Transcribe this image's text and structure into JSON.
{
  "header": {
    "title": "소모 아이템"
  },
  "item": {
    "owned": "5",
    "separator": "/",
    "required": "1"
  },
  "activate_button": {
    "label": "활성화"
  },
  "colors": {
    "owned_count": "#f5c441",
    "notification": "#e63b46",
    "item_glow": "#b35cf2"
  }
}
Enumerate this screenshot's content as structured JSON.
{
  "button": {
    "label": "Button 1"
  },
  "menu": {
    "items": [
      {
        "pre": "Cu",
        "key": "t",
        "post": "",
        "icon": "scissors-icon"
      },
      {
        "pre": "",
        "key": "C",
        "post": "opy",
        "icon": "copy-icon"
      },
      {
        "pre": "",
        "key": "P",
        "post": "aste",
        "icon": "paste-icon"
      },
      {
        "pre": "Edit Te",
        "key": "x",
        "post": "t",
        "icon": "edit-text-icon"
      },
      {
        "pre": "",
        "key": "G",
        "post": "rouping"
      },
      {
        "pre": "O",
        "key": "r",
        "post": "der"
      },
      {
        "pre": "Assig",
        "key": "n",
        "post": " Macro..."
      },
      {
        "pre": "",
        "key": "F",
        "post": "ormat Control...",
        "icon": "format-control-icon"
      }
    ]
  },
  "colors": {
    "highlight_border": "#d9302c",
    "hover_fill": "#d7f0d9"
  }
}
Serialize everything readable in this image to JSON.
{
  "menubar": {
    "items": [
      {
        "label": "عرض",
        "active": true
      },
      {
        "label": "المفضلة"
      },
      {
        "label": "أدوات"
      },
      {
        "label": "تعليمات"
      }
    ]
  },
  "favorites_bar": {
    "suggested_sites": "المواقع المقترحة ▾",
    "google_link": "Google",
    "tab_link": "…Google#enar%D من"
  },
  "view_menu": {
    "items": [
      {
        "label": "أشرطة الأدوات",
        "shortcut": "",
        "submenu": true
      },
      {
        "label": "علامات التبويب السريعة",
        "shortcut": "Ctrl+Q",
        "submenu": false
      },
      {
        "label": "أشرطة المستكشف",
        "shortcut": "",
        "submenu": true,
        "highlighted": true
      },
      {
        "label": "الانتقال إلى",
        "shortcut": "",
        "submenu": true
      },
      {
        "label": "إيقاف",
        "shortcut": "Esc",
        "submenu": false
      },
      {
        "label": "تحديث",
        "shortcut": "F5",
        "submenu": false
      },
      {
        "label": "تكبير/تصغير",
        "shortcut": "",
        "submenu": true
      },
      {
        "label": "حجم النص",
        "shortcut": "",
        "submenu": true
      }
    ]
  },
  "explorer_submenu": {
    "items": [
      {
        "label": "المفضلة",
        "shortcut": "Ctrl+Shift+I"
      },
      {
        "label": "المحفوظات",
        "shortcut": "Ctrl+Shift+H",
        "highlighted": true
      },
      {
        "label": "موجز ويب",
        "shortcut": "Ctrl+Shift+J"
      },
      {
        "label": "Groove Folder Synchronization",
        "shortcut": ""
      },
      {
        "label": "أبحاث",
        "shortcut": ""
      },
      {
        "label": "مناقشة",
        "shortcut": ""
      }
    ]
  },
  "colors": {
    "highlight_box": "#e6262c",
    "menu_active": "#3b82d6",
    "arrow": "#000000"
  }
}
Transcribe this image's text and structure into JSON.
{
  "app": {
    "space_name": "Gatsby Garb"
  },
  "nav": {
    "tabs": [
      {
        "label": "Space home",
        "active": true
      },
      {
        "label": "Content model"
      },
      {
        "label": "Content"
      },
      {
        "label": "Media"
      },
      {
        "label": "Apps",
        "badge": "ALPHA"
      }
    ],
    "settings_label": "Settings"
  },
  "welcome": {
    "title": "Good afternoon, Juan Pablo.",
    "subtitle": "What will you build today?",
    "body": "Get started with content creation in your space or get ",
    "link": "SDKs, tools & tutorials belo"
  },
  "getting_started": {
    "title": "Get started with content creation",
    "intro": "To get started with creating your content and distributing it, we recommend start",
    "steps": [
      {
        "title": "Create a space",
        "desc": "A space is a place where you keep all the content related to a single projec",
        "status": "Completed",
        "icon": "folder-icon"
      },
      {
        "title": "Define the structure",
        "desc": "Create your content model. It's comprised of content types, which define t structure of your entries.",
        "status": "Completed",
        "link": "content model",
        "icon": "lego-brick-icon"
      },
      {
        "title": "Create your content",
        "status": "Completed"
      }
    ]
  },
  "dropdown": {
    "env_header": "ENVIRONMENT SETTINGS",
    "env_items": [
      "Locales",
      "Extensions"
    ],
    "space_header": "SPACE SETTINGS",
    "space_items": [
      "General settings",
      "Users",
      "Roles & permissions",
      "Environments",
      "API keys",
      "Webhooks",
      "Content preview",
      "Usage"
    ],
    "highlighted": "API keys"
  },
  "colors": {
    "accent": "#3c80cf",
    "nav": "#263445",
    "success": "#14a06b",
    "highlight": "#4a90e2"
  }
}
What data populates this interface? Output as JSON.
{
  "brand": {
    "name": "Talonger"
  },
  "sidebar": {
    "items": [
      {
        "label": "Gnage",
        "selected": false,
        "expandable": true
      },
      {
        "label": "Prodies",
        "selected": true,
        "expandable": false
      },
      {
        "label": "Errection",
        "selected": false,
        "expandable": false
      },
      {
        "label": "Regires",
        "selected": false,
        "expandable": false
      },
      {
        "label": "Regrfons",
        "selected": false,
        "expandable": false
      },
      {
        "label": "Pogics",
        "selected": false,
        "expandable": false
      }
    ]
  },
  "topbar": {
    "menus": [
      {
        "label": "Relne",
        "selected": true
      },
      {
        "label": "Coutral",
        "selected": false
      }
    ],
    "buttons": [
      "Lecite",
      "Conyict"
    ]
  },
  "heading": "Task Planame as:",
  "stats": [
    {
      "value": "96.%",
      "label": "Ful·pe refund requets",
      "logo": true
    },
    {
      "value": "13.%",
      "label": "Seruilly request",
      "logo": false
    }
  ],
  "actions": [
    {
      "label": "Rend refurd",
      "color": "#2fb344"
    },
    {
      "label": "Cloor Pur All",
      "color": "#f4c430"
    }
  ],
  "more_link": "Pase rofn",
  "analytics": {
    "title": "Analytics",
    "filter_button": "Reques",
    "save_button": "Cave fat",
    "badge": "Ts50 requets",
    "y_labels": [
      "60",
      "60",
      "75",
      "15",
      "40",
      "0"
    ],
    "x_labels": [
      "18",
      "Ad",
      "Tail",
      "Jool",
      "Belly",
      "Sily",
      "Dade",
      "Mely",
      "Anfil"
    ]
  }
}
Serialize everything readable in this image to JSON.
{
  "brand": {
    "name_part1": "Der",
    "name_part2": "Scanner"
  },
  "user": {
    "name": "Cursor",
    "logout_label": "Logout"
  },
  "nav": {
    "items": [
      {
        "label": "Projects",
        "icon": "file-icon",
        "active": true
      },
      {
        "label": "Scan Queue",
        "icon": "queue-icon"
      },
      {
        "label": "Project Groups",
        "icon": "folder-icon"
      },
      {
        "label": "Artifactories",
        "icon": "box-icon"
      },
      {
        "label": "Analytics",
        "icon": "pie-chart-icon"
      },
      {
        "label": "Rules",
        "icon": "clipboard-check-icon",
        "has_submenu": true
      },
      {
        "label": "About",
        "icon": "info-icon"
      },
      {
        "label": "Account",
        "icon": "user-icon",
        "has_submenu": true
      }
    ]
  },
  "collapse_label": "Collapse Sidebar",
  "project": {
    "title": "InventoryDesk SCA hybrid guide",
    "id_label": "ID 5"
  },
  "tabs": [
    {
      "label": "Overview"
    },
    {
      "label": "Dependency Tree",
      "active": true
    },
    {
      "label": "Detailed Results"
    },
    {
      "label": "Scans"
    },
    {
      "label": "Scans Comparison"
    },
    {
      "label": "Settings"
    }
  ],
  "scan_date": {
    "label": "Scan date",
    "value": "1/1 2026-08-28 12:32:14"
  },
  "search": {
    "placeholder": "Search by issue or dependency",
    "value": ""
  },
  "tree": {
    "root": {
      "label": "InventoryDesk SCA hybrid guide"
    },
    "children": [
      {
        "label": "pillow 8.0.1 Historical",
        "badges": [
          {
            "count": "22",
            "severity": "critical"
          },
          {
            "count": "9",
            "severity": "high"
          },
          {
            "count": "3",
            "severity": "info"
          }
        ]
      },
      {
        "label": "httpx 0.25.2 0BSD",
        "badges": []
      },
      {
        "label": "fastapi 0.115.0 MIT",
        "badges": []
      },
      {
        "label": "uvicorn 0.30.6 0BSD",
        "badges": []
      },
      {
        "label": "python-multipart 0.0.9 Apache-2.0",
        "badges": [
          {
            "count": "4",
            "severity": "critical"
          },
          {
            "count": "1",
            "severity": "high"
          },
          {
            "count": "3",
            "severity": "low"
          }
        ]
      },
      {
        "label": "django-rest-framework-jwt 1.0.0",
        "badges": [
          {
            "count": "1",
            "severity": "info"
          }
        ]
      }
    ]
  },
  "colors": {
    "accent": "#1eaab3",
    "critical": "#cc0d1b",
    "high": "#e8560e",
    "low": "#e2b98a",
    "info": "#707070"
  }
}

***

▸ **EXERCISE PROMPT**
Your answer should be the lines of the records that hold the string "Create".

▸ **ANSWER TO THIS EXERCISE**
        "title": "Create a space",
        "desc": "Create your content model. It's comprised of content types, which define t structure of your entries.",
        "title": "Create your content",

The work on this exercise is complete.